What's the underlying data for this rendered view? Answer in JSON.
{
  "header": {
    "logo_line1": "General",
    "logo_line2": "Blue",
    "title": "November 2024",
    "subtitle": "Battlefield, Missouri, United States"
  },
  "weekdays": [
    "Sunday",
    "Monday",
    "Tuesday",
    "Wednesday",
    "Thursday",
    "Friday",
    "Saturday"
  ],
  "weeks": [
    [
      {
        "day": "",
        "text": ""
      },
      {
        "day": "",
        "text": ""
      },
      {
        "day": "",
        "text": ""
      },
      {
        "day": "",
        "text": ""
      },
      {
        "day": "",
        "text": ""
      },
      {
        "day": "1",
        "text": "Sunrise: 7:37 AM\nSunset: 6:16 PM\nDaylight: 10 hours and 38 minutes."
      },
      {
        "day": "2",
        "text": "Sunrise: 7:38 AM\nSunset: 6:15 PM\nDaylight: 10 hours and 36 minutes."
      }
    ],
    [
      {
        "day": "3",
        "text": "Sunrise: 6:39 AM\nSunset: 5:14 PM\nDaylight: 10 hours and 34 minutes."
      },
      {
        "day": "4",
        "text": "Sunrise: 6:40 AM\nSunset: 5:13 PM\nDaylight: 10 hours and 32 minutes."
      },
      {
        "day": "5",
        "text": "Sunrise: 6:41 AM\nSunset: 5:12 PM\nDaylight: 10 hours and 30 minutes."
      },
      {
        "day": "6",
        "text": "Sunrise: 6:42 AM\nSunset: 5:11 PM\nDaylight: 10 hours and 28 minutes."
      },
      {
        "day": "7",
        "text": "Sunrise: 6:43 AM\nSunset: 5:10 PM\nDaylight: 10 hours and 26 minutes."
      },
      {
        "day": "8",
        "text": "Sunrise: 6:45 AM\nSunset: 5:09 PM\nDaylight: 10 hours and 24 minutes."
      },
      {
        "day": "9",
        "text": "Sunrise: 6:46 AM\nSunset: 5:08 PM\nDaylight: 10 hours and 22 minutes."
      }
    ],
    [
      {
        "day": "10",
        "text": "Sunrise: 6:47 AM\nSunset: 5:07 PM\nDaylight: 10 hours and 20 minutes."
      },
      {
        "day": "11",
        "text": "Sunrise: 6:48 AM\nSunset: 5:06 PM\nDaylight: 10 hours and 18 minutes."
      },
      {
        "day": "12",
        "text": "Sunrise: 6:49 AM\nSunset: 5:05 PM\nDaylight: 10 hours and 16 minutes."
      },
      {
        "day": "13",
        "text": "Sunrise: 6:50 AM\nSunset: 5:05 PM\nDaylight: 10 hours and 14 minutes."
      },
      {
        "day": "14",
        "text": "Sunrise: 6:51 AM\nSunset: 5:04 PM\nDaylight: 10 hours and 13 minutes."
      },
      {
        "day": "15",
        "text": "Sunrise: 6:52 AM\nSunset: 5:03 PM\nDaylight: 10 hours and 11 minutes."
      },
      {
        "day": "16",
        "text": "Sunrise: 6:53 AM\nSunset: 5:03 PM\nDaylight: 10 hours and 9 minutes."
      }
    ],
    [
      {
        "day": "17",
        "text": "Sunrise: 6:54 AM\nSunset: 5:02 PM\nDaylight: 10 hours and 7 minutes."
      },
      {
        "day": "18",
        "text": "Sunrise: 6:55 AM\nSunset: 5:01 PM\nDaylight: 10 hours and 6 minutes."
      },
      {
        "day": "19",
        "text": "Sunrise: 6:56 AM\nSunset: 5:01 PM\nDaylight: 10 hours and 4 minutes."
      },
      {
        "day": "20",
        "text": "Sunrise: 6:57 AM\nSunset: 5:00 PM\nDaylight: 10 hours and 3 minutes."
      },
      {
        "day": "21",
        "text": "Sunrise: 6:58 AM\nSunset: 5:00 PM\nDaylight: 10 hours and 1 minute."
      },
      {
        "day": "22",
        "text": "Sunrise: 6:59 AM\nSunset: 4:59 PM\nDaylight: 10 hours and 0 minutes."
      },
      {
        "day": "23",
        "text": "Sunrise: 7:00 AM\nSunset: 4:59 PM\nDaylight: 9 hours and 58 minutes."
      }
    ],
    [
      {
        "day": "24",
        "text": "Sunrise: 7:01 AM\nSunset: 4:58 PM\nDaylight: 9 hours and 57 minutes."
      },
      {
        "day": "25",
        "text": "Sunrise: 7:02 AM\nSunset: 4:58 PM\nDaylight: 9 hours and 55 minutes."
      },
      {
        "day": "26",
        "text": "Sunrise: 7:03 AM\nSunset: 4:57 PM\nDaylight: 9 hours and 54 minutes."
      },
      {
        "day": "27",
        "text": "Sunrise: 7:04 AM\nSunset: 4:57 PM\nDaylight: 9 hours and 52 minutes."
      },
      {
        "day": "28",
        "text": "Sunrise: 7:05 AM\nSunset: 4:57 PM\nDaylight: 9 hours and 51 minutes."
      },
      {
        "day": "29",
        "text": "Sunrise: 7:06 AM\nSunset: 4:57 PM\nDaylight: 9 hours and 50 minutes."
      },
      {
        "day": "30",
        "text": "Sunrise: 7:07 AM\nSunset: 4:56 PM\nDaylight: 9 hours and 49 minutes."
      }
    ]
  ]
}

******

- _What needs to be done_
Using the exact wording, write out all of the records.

- _Answer below_
What's the underlying data for this rendered view? Answer in JSON.
{
  "header": {
    "logo_line1": "General",
    "logo_line2": "Blue",
    "title": "November 2024",
    "subtitle": "Battlefield, Missouri, United States"
  },
  "weekdays": [
    "Sunday",
    "Monday",
    "Tuesday",
    "Wednesday",
    "Thursday",
    "Friday",
    "Saturday"
  ],
  "weeks": [
    [
      {
        "day": "",
        "text": ""
      },
      {
        "day": "",
        "text": ""
      },
      {
        "day": "",
        "text": ""
      },
      {
        "day": "",
        "text": ""
      },
      {
        "day": "",
        "text": ""
      },
      {
        "day": "1",
        "text": "Sunrise: 7:37 AM\nSunset: 6:16 PM\nDaylight: 10 hours and 38 minutes."
      },
      {
        "day": "2",
        "text": "Sunrise: 7:38 AM\nSunset: 6:15 PM\nDaylight: 10 hours and 36 minutes."
      }
    ],
    [
      {
        "day": "3",
        "text": "Sunrise: 6:39 AM\nSunset: 5:14 PM\nDaylight: 10 hours and 34 minutes."
      },
      {
        "day": "4",
        "text": "Sunrise: 6:40 AM\nSunset: 5:13 PM\nDaylight: 10 hours and 32 minutes."
      },
      {
        "day": "5",
        "text": "Sunrise: 6:41 AM\nSunset: 5:12 PM\nDaylight: 10 hours and 30 minutes."
      },
      {
        "day": "6",
        "text": "Sunrise: 6:42 AM\nSunset: 5:11 PM\nDaylight: 10 hours and 28 minutes."
      },
      {
        "day": "7",
        "text": "Sunrise: 6:43 AM\nSunset: 5:10 PM\nDaylight: 10 hours and 26 minutes."
      },
      {
        "day": "8",
        "text": "Sunrise: 6:45 AM\nSunset: 5:09 PM\nDaylight: 10 hours and 24 minutes."
      },
      {
        "day": "9",
        "text": "Sunrise: 6:46 AM\nSunset: 5:08 PM\nDaylight: 10 hours and 22 minutes."
      }
    ],
    [
      {
        "day": "10",
        "text": "Sunrise: 6:47 AM\nSunset: 5:07 PM\nDaylight: 10 hours and 20 minutes."
      },
      {
        "day": "11",
        "text": "Sunrise: 6:48 AM\nSunset: 5:06 PM\nDaylight: 10 hours and 18 minutes."
      },
      {
        "day": "12",
        "text": "Sunrise: 6:49 AM\nSunset: 5:05 PM\nDaylight: 10 hours and 16 minutes."
      },
      {
        "day": "13",
        "text": "Sunrise: 6:50 AM\nSunset: 5:05 PM\nDaylight: 10 hours and 14 minutes."
      },
      {
        "day": "14",
        "text": "Sunrise: 6:51 AM\nSunset: 5:04 PM\nDaylight: 10 hours and 13 minutes."
      },
      {
        "day": "15",
        "text": "Sunrise: 6:52 AM\nSunset: 5:03 PM\nDaylight: 10 hours and 11 minutes."
      },
      {
        "day": "16",
        "text": "Sunrise: 6:53 AM\nSunset: 5:03 PM\nDaylight: 10 hours and 9 minutes."
      }
    ],
    [
      {
        "day": "17",
        "text": "Sunrise: 6:54 AM\nSunset: 5:02 PM\nDaylight: 10 hours and 7 minutes."
      },
      {
        "day": "18",
        "text": "Sunrise: 6:55 AM\nSunset: 5:01 PM\nDaylight: 10 hours and 6 minutes."
      },
      {
        "day": "19",
        "text": "Sunrise: 6:56 AM\nSunset: 5:01 PM\nDaylight: 10 hours and 4 minutes."
      },
      {
        "day": "20",
        "text": "Sunrise: 6:57 AM\nSunset: 5:00 PM\nDaylight: 10 hours and 3 minutes."
      },
      {
        "day": "21",
        "text": "Sunrise: 6:58 AM\nSunset: 5:00 PM\nDaylight: 10 hours and 1 minute."
      },
      {
        "day": "22",
        "text": "Sunrise: 6:59 AM\nSunset: 4:59 PM\nDaylight: 10 hours and 0 minutes."
      },
      {
        "day": "23",
        "text": "Sunrise: 7:00 AM\nSunset: 4:59 PM\nDaylight: 9 hours and 58 minutes."
      }
    ],
    [
      {
        "day": "24",
        "text": "Sunrise: 7:01 AM\nSunset: 4:58 PM\nDaylight: 9 hours and 57 minutes."
      },
      {
        "day": "25",
        "text": "Sunrise: 7:02 AM\nSunset: 4:58 PM\nDaylight: 9 hours and 55 minutes."
      },
      {
        "day": "26",
        "text": "Sunrise: 7:03 AM\nSunset: 4:57 PM\nDaylight: 9 hours and 54 minutes."
      },
      {
        "day": "27",
        "text": "Sunrise: 7:04 AM\nSunset: 4:57 PM\nDaylight: 9 hours and 52 minutes."
      },
      {
        "day": "28",
        "text": "Sunrise: 7:05 AM\nSunset: 4:57 PM\nDaylight: 9 hours and 51 minutes."
      },
      {
        "day": "29",
        "text": "Sunrise: 7:06 AM\nSunset: 4:57 PM\nDaylight: 9 hours and 50 minutes."
      },
      {
        "day": "30",
        "text": "Sunrise: 7:07 AM\nSunset: 4:56 PM\nDaylight: 9 hours and 49 minutes."
      }
    ]
  ]
}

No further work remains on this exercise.